US equities declined this week as inflation numbers contribute to a challenging macro backdrop for financial assets. As mentioned at the end of last week’s blog, the market would be watching the release of the latest Consumer Price Index (CPI) and Producer Price Index (PPI) inflation numbers. The CPI rose to 8.5% year-over-year, the fastest annual rate since 1981. Produce Price Index inflation numbers were even steeper at just over 11% year-over-year, also multi-decade highs.
The 10-Year treasury yield, which is a major market data point that investors use, rose to multi-year highs by the end of the week, just over 2.80%. It was the highest level since late 2018, during the last Federal Reserve rate tightening cycle. During the fourth quarter of 2018, the 10-Year Treasury Yield traded mostly above 3%, peaking around 3.25%.
The good news continues to be on the labor front. For years, a challenge has been low wage inflation. That is no longer the case. According to data compiled by the Atlanta Federal Reserve’s Wage Growth Tracker, the year-over-year wage inflation clocked in at 6%, the highest pace in three decades. The data breaks it down into job switchers (+7.1%) and job stayers (+5.3%). While this is below current inflation readings, it is showing that inflation is flowing down to labor.
Chart of the Week
Broad market equity indices finished mixed on the week with blue chips and small caps higher and traditional growth stocks continuing to have trouble dealing with a rising interest rate environment. Tech stocks have been sensitive to rising interest rates.
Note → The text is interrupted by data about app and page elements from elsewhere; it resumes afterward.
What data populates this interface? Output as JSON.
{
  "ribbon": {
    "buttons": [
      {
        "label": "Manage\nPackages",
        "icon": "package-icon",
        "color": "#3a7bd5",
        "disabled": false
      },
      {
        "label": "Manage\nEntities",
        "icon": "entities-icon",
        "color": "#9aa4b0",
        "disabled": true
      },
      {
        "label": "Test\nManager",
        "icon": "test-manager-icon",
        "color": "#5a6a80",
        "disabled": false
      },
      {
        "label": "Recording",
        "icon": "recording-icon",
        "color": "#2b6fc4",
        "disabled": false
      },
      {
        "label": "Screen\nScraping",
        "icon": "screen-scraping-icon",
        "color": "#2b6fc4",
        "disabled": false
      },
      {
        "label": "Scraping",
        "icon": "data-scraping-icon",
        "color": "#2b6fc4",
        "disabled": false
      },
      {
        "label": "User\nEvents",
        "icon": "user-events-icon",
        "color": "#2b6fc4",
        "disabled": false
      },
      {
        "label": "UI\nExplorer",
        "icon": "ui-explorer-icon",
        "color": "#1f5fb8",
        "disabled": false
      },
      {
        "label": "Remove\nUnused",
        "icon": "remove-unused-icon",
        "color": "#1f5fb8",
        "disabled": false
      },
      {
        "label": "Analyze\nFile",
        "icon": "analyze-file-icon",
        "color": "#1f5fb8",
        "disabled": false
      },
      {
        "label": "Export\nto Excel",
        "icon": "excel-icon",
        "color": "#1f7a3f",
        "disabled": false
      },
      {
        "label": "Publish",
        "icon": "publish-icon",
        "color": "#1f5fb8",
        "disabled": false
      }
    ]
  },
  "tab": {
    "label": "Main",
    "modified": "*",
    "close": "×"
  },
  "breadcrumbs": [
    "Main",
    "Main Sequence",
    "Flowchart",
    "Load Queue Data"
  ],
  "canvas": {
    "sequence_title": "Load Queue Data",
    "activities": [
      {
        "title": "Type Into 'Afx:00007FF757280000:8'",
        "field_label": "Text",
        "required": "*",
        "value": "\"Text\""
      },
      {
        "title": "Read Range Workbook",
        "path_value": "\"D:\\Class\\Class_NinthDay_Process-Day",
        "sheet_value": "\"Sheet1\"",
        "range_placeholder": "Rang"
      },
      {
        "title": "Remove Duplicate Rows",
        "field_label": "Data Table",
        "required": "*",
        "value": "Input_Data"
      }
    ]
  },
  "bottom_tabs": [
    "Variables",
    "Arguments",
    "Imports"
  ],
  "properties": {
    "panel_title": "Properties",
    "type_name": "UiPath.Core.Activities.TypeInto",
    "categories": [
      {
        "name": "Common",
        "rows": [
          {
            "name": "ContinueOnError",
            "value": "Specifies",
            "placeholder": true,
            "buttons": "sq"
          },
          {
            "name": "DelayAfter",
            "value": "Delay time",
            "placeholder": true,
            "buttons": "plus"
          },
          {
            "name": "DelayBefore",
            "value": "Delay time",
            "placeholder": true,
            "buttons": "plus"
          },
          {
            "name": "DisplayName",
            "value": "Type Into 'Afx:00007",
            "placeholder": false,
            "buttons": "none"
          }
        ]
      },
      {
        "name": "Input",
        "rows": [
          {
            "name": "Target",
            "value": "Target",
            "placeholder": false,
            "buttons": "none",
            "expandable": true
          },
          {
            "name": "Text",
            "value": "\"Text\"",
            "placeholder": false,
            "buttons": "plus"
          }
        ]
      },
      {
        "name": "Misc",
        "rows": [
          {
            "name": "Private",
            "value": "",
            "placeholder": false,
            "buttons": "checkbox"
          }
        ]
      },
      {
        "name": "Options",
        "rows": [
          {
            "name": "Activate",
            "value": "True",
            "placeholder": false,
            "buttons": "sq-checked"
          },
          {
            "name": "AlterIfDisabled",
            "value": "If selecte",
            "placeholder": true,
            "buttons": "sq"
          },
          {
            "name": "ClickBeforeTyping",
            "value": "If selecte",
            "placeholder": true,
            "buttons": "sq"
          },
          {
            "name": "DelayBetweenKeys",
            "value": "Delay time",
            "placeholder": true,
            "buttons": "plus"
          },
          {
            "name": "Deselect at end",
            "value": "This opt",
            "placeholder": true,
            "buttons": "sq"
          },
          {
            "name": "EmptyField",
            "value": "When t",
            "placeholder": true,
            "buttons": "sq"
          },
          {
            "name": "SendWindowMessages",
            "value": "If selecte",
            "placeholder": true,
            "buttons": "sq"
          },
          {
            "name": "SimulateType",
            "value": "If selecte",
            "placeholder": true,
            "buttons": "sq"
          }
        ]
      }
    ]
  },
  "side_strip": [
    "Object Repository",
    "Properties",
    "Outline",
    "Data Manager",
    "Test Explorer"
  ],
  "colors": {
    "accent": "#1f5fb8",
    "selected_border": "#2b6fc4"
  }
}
S&P sectors varied wildly this week. A similar theme with energy having a strong week joined this week by materials. These are inflation beneficiary stocks reflecting investors desire to find areas benefitting from inflation. Energy holds a clear lead YTD, but zooming out to an investor’s time horizon, energy is also the worst performing sector over the last 5 and 10 years.
Last week ending 4/14/2022
YTD through 4/14/2022
Oil reversed its recent weakness and moved higher on the week, closing back above $100/barrel. Prices may be resilient given the uncertainty around geopolitical events.
Gold rose this week even as the U.S. dollar strengthened. Gold is a common “safe haven” asset, typically rising during times of market stress. Focus for gold has shifted again to include not just global macroeconomics surrounding COVID-19 damage and recovery efforts, but also inflation. A new source of volatility will continue to be the conflict in Ukraine, as conflict may push investors into safe havens.
Yields on 10-year Treasuries rose this week from 2.72% to 2.82%, while traditional bond indices fell sharply. Expected increases in future inflation risk have helped elevate yields since pandemic era lows in rates. Treasury yields will continue to be a focus as analysts watch for signs of changing market conditions.
There are a number of challenges for traditional fixed income assets, but much of it may be priced into the market. The bond market has moved extremely fast in anticipation of future Federal Reserve interest rate moves.
Lesson to be Learned
The Consumer Price Index is considered the benchmark measure of inflation. When price-level comparisons are made, on both a historical and an international basis, the consumer price index is almost always the chosen index. The CPI is also the price index to which so many private and public contracts, as well as social security and government tax brackets are linked.
– Jeremy Siegel, Ph.D., “Stocks for the Long-Run” 5th Edition
Two simple indicators we share that help you see how the economy is doing (we call this the Recession Probability Index, or RPI), as well as if the US Stock Market is strong (bull) or weak (bear).
Briefly, we want the RPI to be low on a scale of 1 to 100. For the US Equity Bull/Bear indicator, we want it to read at least 66.67% bullish. When those two things occur, our research shows market performance is typically stronger, with less volatility.
The Recession Probability Index (RPI) has a current reading of 31.05, forecasting a lower potential for an economic contraction (warning of recession risk). The Bull/Bear indicator is currently 33% bullish, meaning the indicator shows there is a slightly lower than average likelihood of stock market increases in the near term (within the next 18 months).
It can be easy to become distracted from our long-term goals and chase returns when markets are volatile and uncertain. It is because of the allure of these distractions that having a plan and remaining disciplined is mission critical for long term success. Focusing on the long run can help minimize the negative impact emotions can have on your portfolio and increase your chances for success over time.
The Week Ahead
This week will see updates to Housing starts and existing home sales, along with initial jobless claims.
More to come soon. Stay tuned.